Director Catherine Hardwicke began her career with Thirteen, a hard-edged indie teen drama that launched Evan Rachel Wood’s career. She then progressed (or transgressed) to the first Twilight movie, equating teenage sexual confusion with the supernatural. It was pulpy for sure, but so are all your problems when you are that age. (The less we say about the abysmal Red Riding Hood the better.)
Her new movie Plush, out on DVD this week, is another overheated melodrama in the vein of Twilight, but with even worse music and tons of actual sex, rather than characters just obsessing over the prospect of it. Come to think of it, the whole movie is about obsession. Sexy goth-tinged rock star Emily Browning reaches the top of the pops with her brother (Thomas Dekker), but when he dies from an heroin overdose, she replaces him with Xavier Samuel, who looks exactly like him.

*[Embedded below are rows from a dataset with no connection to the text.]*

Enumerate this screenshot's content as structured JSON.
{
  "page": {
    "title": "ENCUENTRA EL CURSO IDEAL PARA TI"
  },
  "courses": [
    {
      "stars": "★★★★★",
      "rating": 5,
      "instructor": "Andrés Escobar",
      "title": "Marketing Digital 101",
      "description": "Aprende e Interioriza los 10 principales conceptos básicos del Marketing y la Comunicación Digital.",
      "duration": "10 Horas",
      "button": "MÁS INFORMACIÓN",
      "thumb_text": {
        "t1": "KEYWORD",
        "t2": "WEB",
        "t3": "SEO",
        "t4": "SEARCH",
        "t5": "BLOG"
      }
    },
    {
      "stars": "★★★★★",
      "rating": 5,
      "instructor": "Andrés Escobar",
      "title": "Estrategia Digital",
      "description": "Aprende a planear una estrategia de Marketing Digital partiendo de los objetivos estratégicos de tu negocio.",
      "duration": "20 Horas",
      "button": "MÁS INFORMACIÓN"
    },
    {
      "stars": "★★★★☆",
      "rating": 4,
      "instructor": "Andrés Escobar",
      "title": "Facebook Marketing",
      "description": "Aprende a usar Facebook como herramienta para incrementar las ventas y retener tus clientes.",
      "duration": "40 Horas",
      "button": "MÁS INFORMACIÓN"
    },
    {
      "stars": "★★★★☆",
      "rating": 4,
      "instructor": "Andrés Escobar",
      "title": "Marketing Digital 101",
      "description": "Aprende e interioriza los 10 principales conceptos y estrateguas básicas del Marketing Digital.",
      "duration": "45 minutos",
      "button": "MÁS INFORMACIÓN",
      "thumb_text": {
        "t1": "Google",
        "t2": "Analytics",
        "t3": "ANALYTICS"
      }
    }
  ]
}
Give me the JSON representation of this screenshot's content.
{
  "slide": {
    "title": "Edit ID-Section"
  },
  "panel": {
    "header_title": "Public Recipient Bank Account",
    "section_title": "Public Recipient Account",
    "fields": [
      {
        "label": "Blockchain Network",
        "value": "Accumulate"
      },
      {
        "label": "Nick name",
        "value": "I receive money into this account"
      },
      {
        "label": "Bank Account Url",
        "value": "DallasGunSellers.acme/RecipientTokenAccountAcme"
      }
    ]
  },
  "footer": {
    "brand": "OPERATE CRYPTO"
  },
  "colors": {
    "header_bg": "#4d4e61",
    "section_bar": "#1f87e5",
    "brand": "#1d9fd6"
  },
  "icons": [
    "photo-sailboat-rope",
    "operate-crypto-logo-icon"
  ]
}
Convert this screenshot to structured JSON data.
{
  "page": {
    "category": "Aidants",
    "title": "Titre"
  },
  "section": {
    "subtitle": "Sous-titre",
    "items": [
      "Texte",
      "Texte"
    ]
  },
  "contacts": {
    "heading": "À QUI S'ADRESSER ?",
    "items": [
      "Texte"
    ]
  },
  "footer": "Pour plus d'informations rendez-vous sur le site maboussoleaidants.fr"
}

When he starts burrowing his way into her family life, and she indulges her sexual fantasies, things get a little complicated.
Plush is all over the map, but when its characters prattle on about how important their art is amidst all that terrible pose-heavy music, its really insufferable. On some level, as an overheated portrait of a lonely, selfish woman (even though she’s married with kids), Plush works. It successfully illustrates the desire that women have to date dangerous jerks, which may be especially true in the rock world. If the backdrop didn’t feel so false and the music (by Nick Launay and Ming Vauze) weren’t so awful, Plush might not have been so annoying. There is some real hallucinatory darkness there. But it all ramps up into something even more ridiculous than it was at the beginning, and is ultimately explained away like your average twisty thriller.
The 1995 erotic “thriller” Embrace of the Vampire is known mainly for being the movie where former child star Alyssa Milano (known then for the TV sitcom Who’s the Boss?) bared her breasts. Maybe the prospect of more female nudity (with the tagline “unrated” no less) attached to a vampire title that some people are fairly familiar with was enough of a reason to do a direct-to-video remake. Regardless, that remake is here, having arrived on Blu-ray also this week.
The surprise is, from a production level at least, Embrace of the Vampire is very competent. Even the special effects are decent, rising to the level of what you might get from a prime-time supernatural drama such as Grimm. If only the same could be said about the story. Essentially, Embrace of the Vampire is about a timid college girl (Sharon Hinnendael) who has sexy, violent nightmares and wakes up from them in terror. Meanwhile, she’s bring hazed (with the threat of going topless, of course) by older class members and struggling to come into her own on the university’s fencing team and in the bedroom.
Every female cast member is ridiculously attractive and the script is constantly manufacturing ways to get them topless. But the film is caught in a spin-dry cycle where there’s a ton of conflict (nightmares, school pressure, peer pressure) but no mounting action. It doesn’t lead anywhere. By the time it finally reaches its inevitable violent conclusion, there’s no reason to care about what happens next. Story wasn’t really the strong suit of the original, so I guess this is no big revelation, but even the guiltiest of pleasures are more fun when there’s something more substantial to sink your teeth into.